▶ _What you will do_:
Line filter on the word "naissance": copy each matching line from the entries.

[Dataset excerpts]
------------
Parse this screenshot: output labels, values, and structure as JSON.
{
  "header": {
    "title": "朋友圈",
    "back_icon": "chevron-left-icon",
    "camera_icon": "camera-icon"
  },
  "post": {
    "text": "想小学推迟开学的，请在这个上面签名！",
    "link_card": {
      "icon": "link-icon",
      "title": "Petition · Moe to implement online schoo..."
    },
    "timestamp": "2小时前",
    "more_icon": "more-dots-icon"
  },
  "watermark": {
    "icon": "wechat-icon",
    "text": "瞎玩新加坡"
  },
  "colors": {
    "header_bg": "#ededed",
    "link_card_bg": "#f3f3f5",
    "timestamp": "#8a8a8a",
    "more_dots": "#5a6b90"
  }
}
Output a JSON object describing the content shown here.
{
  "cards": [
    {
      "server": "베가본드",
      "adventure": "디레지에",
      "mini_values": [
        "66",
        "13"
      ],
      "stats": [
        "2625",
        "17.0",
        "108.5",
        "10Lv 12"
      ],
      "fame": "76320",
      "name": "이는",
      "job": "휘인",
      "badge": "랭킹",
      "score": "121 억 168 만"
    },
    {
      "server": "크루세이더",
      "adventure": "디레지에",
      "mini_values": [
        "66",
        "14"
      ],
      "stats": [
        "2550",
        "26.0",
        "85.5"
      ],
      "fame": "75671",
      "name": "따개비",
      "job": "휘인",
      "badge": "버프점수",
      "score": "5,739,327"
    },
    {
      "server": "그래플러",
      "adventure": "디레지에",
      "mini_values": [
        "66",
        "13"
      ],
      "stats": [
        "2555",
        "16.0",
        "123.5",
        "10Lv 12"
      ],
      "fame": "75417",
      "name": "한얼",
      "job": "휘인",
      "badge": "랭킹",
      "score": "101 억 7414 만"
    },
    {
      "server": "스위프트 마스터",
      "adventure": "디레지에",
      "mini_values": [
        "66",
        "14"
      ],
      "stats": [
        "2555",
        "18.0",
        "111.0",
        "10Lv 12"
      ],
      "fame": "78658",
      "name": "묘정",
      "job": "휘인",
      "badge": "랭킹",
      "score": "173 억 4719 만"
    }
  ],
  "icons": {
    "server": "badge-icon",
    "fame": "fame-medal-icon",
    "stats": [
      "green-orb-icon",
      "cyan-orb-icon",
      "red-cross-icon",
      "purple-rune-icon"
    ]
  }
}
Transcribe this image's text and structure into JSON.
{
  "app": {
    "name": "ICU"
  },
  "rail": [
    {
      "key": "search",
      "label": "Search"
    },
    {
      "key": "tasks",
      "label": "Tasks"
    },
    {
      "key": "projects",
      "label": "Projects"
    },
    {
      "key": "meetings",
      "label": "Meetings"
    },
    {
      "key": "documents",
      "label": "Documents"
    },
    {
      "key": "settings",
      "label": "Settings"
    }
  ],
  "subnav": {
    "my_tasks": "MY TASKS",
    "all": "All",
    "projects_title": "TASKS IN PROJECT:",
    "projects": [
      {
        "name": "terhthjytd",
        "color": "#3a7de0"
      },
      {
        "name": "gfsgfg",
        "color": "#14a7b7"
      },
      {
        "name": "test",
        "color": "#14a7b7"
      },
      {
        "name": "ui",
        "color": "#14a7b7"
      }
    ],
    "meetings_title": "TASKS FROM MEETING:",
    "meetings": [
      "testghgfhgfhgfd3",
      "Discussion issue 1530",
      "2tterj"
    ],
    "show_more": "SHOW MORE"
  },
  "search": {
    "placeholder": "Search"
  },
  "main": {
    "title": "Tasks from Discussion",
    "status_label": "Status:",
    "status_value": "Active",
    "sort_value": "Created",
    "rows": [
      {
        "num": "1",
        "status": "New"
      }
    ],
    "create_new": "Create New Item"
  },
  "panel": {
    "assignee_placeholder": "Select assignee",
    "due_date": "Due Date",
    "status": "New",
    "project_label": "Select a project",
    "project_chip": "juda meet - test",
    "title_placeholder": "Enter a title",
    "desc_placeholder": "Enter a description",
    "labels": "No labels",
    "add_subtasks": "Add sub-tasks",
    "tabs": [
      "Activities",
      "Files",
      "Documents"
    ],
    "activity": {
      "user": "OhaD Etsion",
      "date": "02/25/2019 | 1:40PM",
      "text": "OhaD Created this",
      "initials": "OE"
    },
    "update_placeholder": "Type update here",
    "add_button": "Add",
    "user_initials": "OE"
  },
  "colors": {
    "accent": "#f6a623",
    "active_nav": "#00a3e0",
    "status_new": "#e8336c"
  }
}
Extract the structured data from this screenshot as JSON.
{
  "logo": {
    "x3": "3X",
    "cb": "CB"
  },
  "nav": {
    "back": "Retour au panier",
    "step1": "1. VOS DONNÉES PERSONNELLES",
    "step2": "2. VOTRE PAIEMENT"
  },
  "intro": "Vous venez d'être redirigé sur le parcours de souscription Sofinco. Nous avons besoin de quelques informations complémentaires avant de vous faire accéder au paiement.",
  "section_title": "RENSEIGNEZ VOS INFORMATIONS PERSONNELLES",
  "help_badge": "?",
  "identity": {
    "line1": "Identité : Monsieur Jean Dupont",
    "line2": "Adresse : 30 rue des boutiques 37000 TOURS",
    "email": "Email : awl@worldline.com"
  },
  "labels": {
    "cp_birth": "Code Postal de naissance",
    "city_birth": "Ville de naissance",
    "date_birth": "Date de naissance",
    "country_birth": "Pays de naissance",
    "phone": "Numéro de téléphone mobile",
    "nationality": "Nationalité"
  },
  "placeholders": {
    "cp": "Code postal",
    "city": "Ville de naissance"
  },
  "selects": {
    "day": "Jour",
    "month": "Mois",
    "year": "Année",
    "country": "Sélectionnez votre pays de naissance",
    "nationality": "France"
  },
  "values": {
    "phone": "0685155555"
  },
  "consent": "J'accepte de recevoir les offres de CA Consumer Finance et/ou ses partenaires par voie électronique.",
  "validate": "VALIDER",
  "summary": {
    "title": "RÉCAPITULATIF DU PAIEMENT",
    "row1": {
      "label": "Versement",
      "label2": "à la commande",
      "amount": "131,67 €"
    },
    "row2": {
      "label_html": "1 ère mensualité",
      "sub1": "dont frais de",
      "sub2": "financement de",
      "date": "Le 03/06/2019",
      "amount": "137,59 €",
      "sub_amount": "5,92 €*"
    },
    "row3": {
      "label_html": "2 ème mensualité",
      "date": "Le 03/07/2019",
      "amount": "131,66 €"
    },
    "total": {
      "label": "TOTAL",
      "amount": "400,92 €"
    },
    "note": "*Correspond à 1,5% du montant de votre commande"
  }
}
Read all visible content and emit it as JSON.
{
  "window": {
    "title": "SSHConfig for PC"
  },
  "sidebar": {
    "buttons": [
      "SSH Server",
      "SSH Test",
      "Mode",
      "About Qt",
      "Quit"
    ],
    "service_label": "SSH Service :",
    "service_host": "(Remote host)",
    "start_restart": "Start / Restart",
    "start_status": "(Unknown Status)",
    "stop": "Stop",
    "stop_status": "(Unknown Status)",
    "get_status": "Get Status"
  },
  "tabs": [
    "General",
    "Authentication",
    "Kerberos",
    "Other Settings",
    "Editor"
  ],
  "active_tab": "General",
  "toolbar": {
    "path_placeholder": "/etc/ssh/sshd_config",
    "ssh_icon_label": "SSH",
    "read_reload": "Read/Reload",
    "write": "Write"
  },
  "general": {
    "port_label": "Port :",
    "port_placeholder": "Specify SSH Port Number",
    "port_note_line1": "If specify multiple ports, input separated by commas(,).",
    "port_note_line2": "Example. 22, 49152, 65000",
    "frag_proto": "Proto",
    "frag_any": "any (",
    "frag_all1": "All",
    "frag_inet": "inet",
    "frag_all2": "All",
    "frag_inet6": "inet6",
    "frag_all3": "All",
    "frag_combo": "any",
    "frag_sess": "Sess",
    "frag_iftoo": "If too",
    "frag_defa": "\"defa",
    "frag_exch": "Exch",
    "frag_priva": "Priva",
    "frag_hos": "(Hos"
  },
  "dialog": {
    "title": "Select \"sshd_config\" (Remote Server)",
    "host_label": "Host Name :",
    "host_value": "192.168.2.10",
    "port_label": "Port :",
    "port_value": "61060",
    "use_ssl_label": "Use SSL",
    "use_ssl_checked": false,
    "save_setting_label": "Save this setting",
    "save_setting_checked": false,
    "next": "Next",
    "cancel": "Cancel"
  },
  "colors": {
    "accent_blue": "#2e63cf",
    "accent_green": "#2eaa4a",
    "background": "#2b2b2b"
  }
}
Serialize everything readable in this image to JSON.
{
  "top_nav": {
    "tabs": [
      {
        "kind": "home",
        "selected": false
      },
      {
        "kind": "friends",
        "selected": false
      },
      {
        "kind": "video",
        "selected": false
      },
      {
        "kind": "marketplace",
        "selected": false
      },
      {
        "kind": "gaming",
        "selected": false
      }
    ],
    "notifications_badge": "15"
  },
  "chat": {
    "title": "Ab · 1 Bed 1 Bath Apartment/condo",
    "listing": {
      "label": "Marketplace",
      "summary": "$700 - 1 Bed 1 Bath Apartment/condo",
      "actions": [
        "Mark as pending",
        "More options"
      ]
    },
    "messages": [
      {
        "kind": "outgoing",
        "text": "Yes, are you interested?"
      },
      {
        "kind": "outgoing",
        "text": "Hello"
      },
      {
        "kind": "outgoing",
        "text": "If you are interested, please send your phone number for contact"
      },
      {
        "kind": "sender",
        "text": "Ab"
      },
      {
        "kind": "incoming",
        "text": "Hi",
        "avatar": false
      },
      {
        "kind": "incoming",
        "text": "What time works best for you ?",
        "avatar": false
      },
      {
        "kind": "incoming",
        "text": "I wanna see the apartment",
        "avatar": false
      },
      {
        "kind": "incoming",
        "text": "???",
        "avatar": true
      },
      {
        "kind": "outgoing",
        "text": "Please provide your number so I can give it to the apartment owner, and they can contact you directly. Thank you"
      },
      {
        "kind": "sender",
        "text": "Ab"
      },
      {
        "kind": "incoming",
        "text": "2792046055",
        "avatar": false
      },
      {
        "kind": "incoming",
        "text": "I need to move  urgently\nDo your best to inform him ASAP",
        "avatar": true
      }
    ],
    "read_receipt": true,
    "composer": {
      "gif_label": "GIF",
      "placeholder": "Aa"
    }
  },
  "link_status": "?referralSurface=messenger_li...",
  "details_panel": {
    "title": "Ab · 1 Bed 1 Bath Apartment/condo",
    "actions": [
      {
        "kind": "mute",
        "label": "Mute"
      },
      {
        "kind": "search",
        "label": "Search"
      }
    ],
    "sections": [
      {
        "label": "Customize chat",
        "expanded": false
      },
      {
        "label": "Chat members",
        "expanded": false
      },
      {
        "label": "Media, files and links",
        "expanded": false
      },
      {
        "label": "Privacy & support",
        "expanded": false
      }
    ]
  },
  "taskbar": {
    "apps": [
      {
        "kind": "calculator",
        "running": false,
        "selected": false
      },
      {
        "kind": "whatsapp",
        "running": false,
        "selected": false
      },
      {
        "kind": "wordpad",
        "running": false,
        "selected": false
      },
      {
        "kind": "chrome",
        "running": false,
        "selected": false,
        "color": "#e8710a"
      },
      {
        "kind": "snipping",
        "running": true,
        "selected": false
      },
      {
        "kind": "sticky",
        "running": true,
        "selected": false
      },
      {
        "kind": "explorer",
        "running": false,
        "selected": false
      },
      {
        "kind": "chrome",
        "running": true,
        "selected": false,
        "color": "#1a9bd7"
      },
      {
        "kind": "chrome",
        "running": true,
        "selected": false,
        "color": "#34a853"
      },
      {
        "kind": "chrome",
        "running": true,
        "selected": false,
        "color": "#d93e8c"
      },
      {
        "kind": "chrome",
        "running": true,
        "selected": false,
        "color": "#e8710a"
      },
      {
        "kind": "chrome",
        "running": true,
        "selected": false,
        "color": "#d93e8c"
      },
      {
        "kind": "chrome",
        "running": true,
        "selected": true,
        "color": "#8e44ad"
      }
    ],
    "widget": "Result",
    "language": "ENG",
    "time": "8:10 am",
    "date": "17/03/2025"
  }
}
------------
▶ _Answer to this problem_:
    "cp_birth": "Code Postal de naissance",
    "city_birth": "Ville de naissance",
    "date_birth": "Date de naissance",
    "country_birth": "Pays de naissance",
    "city": "Ville de naissance"
    "country": "Sélectionnez votre pays de naissance",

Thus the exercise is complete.